- Summary? See the bottom of this article;
- Dutch version @ blue2blond.nl
At the beginning of 2018, webshop and website owners had to deal with a sudden change in their pagespeed-score in Google’s PageSpeed Insight. The change emphasised even more the importance of the First Contentful Paint, where code that is responsible for styling below the fold is loaded asynchronously. This method prevents that the browser will have to wait before “painting” the screen of a potential client.
The new situation
Since Google started using the Lighthouse engine for their PageSpeed scoring , this factor has been completely lapsed. The score still takes into account the asynchronous loading of CSS, or as it is also called: "Defer unused CSS". That this denominator can be confusing, is illustrated by a github issue that has been submitted within the Lighthouse project.
Beside of this test, Google recommends that everything "Above the Fold" has to be properly painted through CSS styling. Using this method, the user will experience a faster responding website. By using techniques that optimizes performance, websites and booking systems can experience a dramatic increase in their conversion, resulting in possible millions more revenue.
However, this “Defer unused CSS” criterium does not take into account the latter. In other words: you can present the page primarily in a style-free manner, with which it looks as if the website is completely 'broken'. Then you can load all styling asynchronously, at which point the styling will be applied. This creates a flickering effect in styling, but is not punished by Google.
As an illustration, I created a demo page, where the styling kicks in with a delay of one second. This way, an unstyled page is presented initially. While this provides no issues within the Lighthouse-test, this is off course un undesired effect which you do not want to serve to your potential customers.
One technique that our LightBolt CMS used to apply was the asynchronous loading of the entire style sheet. Everything "Above the fold" was already drawn in advance. This technique would only be applied to the first page hit within a session. After that moment the technique of painting above the fold in advance, would work counterproductively, as the stylesheet has been cached already (this would increase the content-download and advantage of caching would be cancelled).
I have set up a demo for this. The main CSS has already been loaded. The buttons are deliberately unstyled. After a second delay, they will be completely styled using CSS. Making use of this technique is recommended for content that is below the fold, not yet visible by users within the first second(s).
Unfortunately, the Lighthouse performance analysis would yield you a percentage point deduction for this technique. That is because the Lighthouse-test doesn't treat itself as first time pagehit within a session. As a result, the use of this technique is not discovered by Lighthouse. Nevertheless it still works, once cached, it provides a quick page. This can be experienced when one would navigate to the “undeferred” demo page:
Defer solution for Lighthouse

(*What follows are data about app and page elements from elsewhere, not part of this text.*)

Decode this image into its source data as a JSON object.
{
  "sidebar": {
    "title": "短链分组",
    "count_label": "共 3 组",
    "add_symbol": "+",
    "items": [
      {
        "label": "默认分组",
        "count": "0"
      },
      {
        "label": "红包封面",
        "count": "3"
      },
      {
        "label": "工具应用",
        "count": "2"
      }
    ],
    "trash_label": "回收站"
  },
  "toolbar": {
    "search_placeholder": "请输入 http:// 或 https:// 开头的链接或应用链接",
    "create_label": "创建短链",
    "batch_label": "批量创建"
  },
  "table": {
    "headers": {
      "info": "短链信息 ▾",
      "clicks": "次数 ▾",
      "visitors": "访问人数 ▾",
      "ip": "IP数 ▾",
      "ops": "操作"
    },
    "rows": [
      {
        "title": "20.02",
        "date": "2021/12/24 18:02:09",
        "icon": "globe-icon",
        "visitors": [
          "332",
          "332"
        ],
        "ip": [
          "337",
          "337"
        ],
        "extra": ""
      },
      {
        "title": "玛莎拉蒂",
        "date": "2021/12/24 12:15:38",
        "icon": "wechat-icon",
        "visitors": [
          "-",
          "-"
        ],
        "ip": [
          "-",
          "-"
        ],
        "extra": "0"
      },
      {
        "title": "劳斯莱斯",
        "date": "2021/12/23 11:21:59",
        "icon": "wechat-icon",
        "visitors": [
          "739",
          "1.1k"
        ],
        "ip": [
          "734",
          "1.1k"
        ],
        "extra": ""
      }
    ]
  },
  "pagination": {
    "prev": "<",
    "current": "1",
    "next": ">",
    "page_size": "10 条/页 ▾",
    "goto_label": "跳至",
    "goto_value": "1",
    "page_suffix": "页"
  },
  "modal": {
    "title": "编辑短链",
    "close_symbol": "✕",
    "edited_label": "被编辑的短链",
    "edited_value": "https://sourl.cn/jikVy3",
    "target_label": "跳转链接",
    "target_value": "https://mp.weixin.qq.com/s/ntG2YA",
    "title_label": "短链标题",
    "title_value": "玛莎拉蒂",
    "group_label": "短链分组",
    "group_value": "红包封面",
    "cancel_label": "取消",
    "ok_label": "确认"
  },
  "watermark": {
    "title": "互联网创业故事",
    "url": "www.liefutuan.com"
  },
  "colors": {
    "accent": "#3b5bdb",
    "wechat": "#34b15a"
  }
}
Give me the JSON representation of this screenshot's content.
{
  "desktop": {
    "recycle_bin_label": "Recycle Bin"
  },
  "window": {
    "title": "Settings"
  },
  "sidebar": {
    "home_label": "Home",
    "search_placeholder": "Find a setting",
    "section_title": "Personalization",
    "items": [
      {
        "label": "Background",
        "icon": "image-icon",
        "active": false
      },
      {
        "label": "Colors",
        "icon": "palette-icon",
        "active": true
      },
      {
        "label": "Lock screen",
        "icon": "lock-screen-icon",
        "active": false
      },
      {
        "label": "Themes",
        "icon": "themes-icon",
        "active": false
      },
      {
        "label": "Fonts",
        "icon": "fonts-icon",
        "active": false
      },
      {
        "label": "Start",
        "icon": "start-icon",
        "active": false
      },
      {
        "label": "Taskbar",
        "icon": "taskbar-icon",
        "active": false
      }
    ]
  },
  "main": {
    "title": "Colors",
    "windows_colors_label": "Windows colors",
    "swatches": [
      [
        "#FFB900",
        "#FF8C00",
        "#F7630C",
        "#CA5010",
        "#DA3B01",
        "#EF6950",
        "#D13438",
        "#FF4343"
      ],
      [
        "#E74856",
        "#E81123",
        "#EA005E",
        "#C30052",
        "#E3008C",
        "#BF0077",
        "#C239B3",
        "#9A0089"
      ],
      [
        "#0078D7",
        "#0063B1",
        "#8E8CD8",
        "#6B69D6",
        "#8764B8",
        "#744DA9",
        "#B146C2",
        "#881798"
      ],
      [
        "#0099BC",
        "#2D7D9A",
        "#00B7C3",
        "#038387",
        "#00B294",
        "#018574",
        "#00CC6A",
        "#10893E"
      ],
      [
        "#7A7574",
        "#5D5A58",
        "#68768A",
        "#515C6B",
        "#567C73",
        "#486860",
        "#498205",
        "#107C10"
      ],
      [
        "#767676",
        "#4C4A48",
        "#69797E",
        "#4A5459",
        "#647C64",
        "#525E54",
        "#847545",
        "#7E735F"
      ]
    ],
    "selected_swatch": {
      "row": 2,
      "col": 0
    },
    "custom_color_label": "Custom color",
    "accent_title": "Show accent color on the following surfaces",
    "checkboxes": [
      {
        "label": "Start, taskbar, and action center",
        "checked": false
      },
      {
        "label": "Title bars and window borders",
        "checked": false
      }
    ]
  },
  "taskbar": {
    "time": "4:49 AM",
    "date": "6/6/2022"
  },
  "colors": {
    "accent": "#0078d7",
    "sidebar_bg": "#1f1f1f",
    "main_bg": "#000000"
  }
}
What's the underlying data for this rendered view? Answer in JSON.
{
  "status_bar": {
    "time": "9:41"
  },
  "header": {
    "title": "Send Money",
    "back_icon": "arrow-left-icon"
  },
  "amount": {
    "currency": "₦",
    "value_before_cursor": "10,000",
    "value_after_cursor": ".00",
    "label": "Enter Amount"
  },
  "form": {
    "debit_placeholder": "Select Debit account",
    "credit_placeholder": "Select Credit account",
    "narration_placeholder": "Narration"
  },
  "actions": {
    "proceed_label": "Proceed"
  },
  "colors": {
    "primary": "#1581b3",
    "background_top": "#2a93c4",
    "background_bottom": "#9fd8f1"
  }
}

In order to continue taking advantage of caching and limit the time it takes for content download, we have chosen to continue using this technique. Although it is primarily a shortcoming of the Lighthouse analysis, we have found a work-around for this.

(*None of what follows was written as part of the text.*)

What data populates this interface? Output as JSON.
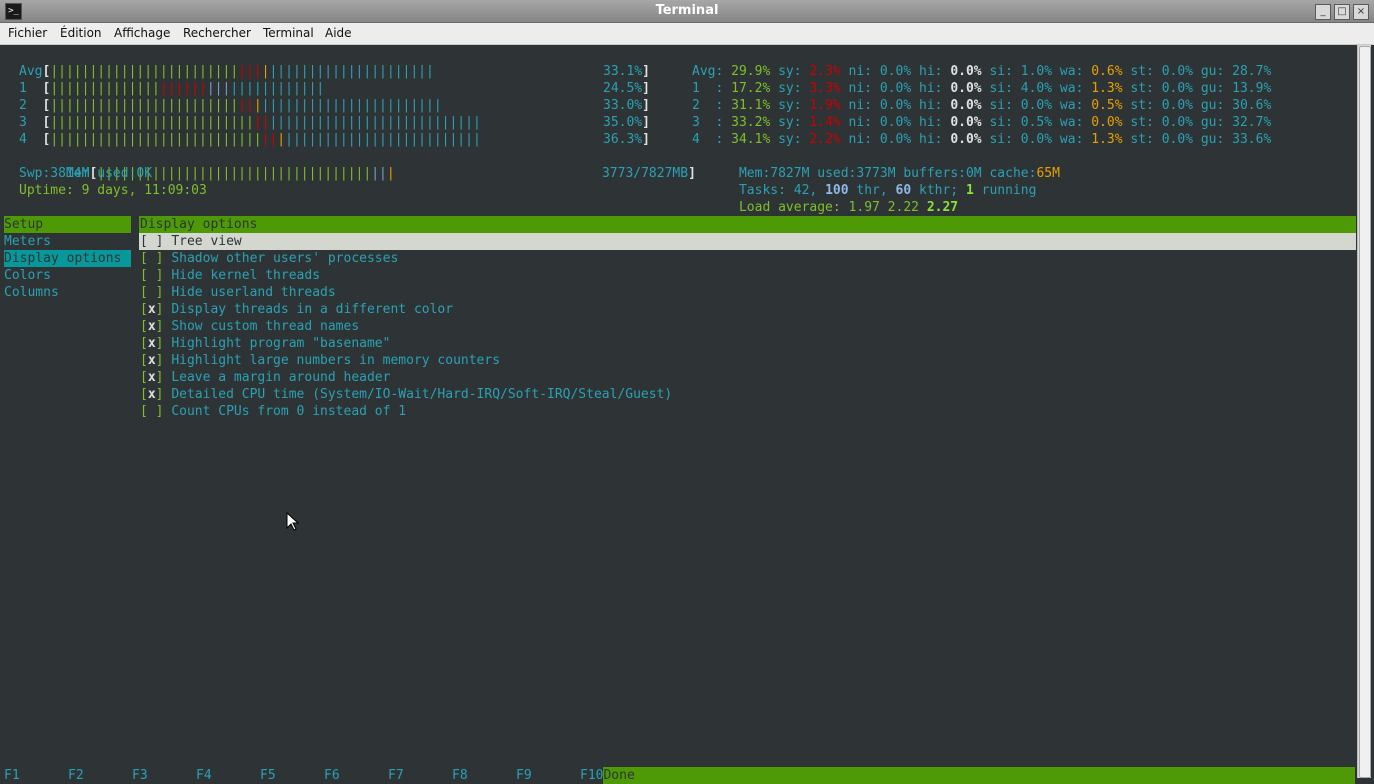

We have been able to provide our LightBolt CMS with a subtle feature in which both the Lighthouse analysis and the visitor interests are met. On this website you can already see the feature in action. During a subsequent page visit within a session, the entire style sheet is loaded asynchronously. This results in a white page. To work around this, we used an implementation that is also used by Google's AMP.
Invisible to visible
The entire web page is primarily served completely transparent, via the CSS opacity property. As soon as the stylesheet kicks in, this transparency is cancelled using CSS animation. Because the stylesheet was already cached during the first visit, no-one will notice a delay, only experiencing the animation. The animation from 100% transparency (invisible) to 0% transparency (visible) takes place over a period of 0.1 seconds. The web page is thus smoothly visualized and therefore continues to feel fast.
In this demo we intentionally increased the animation duration to 0.5 seconds, to be able to illustrate the effect.
More about opacity:
Summary: Defer unused CSS
All demo pages will achieve the 100% performance score. Therefore, we can state that this technique does not influence the Lighthouse performance score. The main purpose to use this technique is to provide a sense of speed and reaction time for your visitors.
If you are the owner of a more extensive website, which involves more styling, repeatedly inlining (demo) of CSS is not a recommended best practice. This will result in an increase in kilobytes, data traffic and even load time, which would be an undesired effect.
Undeferred CSS (demo) can be practical for subsequent visits, but will be penalized by Lighthouse performance analysis in the case of larger websites. Deferred CSS (demo)without primary styling is also not a solution, as it will result in an unstyled webpage.
By playing with visibility / CSS opacity (demo), you can satisfy both visitors and the Lighthouse analysis. Ideally however, I would like to see that the Lighthouse-analysis will adept to handle first time-visit within a session and subsequent visits, so that the undeferred solution can be deployed without penalties.